It's hard to tell for certain when the first edition of The Poets and Poetry of America hit book stores. It wasn't until April 18, 1842, however that the anthology's editor, Rufus Wilmot Griswold, was informed by publishers that it was finally published. As Carey & Hart (Philadelphia) wrote to Griswold (in New York): "We have at last published the 'Poets & Poetry of America' & a handsome Book it is."
The publisher must have rushed copies to important or influential literary figures on that first day. George Rex Graham in Philadelphia, the proprietor of the very popular Graham's Magazine, almost immediately jumped to take advantage of the rising star of Griswold. He wrote only a day later, April 19, 1842:
"Have you fully determined on assuming the Chaplaincy* and to abandon the editorial chair? Or could you find it in your heart to locate in Philadelphia? Let me hear from you, as I have a proposal to make. I like your book very much. We received it from Carey & Hart on yesterday, and although it will give offense to a few, it must be popular, and it will please every man of taste."

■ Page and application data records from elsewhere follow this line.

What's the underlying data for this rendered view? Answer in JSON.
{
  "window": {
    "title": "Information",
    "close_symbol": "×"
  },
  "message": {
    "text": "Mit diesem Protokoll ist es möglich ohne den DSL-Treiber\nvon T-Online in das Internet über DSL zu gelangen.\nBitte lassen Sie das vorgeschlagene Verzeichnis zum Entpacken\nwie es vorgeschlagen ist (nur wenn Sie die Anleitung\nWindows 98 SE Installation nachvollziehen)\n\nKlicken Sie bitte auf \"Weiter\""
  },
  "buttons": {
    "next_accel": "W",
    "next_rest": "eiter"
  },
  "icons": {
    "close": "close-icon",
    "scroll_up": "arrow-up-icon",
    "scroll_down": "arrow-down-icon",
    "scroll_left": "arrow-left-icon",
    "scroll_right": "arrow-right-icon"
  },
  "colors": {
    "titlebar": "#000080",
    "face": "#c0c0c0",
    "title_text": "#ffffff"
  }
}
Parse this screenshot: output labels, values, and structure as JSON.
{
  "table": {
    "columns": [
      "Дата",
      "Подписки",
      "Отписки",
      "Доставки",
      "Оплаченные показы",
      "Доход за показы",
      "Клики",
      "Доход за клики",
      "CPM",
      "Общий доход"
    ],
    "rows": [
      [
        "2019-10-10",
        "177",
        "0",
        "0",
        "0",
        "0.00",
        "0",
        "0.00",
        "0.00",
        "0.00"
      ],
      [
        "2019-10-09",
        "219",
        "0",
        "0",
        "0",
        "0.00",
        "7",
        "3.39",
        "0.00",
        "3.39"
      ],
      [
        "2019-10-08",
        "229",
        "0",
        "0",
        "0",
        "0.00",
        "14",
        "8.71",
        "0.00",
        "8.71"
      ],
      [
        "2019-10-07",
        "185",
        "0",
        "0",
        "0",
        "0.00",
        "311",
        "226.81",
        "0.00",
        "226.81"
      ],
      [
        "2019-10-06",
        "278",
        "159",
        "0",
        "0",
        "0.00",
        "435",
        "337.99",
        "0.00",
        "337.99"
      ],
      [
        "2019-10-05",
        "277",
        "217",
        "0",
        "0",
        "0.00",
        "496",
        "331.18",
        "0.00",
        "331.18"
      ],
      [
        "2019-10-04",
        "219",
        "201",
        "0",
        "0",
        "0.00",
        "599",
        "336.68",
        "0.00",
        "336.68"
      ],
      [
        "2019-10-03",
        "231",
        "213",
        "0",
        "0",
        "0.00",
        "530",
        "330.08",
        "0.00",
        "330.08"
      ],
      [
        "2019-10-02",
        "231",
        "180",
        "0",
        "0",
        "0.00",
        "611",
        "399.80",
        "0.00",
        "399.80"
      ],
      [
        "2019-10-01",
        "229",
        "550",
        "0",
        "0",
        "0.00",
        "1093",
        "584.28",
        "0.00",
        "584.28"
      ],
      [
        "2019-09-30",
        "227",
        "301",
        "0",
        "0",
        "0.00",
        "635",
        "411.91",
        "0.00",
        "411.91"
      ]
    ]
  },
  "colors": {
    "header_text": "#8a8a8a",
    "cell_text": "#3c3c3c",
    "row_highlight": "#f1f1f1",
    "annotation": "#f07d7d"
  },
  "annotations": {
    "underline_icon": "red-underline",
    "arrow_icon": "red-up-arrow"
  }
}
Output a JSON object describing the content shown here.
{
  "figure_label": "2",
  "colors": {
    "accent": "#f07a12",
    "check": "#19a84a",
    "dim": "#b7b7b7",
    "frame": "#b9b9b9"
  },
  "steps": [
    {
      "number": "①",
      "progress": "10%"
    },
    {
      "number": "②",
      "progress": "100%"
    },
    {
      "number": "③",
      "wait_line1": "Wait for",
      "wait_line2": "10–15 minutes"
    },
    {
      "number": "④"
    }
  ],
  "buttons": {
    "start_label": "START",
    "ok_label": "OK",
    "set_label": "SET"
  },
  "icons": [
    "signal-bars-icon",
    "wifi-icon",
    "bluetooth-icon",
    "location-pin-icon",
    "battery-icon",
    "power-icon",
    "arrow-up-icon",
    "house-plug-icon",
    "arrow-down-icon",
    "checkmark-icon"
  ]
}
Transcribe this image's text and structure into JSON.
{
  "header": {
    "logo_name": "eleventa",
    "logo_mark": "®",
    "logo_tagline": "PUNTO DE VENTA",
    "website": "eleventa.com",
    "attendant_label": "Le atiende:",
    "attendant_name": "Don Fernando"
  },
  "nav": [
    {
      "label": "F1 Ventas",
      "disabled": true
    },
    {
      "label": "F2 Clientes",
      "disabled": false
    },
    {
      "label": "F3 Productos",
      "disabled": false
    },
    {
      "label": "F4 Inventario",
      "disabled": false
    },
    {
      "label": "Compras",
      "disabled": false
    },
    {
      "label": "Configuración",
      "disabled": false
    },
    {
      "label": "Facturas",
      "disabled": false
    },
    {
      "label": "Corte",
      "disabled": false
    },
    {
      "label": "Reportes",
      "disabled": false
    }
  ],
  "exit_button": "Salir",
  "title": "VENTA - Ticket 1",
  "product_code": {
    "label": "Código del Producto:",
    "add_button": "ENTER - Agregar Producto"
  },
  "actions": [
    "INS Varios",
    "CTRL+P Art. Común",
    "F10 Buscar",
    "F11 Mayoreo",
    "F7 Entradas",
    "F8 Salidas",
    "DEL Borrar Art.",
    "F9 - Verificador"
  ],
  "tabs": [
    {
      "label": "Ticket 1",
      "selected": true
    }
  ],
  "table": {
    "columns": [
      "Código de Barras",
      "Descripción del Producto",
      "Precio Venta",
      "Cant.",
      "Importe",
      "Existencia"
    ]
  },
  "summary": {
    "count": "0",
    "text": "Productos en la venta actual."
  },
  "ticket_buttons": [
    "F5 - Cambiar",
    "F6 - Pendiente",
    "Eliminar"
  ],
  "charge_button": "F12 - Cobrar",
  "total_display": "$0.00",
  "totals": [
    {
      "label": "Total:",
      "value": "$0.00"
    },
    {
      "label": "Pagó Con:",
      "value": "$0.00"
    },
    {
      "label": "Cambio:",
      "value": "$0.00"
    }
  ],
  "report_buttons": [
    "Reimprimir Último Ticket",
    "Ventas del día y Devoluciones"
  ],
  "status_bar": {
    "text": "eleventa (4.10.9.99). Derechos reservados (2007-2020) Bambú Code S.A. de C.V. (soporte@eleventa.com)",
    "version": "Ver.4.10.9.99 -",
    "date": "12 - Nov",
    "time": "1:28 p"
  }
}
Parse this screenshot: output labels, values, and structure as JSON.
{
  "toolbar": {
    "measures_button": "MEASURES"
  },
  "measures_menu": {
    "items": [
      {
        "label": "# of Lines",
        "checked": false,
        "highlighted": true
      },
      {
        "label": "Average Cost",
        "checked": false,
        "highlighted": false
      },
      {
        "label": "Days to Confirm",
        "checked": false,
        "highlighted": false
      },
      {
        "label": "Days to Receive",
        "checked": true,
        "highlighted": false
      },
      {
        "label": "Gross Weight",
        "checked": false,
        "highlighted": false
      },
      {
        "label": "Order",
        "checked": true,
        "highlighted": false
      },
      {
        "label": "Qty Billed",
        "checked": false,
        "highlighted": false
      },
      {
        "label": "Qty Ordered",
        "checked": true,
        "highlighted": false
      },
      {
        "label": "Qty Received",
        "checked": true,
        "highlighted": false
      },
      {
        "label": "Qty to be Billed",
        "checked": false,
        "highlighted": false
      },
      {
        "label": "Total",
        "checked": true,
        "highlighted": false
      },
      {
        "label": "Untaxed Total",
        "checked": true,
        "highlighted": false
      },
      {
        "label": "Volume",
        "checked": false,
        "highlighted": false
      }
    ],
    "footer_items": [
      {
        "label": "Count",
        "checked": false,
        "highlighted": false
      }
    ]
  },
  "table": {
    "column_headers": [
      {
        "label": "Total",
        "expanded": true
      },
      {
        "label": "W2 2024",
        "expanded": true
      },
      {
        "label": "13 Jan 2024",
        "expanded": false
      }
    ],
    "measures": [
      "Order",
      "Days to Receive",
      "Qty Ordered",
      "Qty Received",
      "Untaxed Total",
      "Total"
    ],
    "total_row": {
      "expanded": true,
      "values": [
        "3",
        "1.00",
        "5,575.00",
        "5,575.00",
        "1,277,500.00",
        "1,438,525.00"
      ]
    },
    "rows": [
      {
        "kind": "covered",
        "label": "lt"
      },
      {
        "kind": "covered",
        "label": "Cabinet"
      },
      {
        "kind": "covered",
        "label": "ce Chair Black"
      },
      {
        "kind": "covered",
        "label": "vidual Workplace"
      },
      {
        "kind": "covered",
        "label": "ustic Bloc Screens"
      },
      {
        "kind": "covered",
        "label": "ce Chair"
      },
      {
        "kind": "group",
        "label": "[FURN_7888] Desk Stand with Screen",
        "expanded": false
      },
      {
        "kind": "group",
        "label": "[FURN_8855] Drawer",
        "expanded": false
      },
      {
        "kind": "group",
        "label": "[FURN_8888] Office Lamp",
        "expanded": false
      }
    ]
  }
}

Graham had recently parted ways with his famous editor, Edgar Poe, who had miraculously increased circulation to 40,000, but resigned in late March. What really drove sales up was Poe's infamous critical review style, which was somewhat controversial. The Arcturus (edited by Cornelius Mathews and Evert Augustus Duyckinck) noted Poe's reviews as "elaborate" and "richly deserving of attention," though he was "somewhat over literal and minute, looking oftener to the letter than the spirit."Joseph Evans Snodgrass in the Saturday Visiter in Baltimore wrote that Poe was "an excellent reviewer" even though he was "at times, provokingly hypercritical." James Russell Lowell was a little less euphemistic and wrote that Poe occasionally mistook "his phial of prussic acid for his inkstand."
The "proposal" Graham wanted to offer Griswold was Poe's former role. Griswold seems to have accepted without hesitation and moved to Philadelphia to take the job with Graham's (leaving his family behind in New York). The transition was so quick, a rumor persisted (and still does in some circles) that Poe came to clean out his desk and saw Griswold already sitting there. The rumor is quite untrue. Nevertheless, Griswold was paid $1000 — $200 more per year than Poe — likely building up some of the animosity between the two.
Griswold's run on Graham's was significantly less successful than Poe's. Though he was able to bring in substantial writers (including James Fenimore Cooper and Henry Wadsworth Longfellow), he never earned much respect there. In fact, a year after he took over, George Lippard wrote, "It was Mr. Poe that made Graham's Magazine what it was a year ago; it was his intellect that gave this now weak and flimsy periodical a tone of refinement and mental vigor."
*Griswold had recently earned the title of "Reverend," though he never had a regular congregation.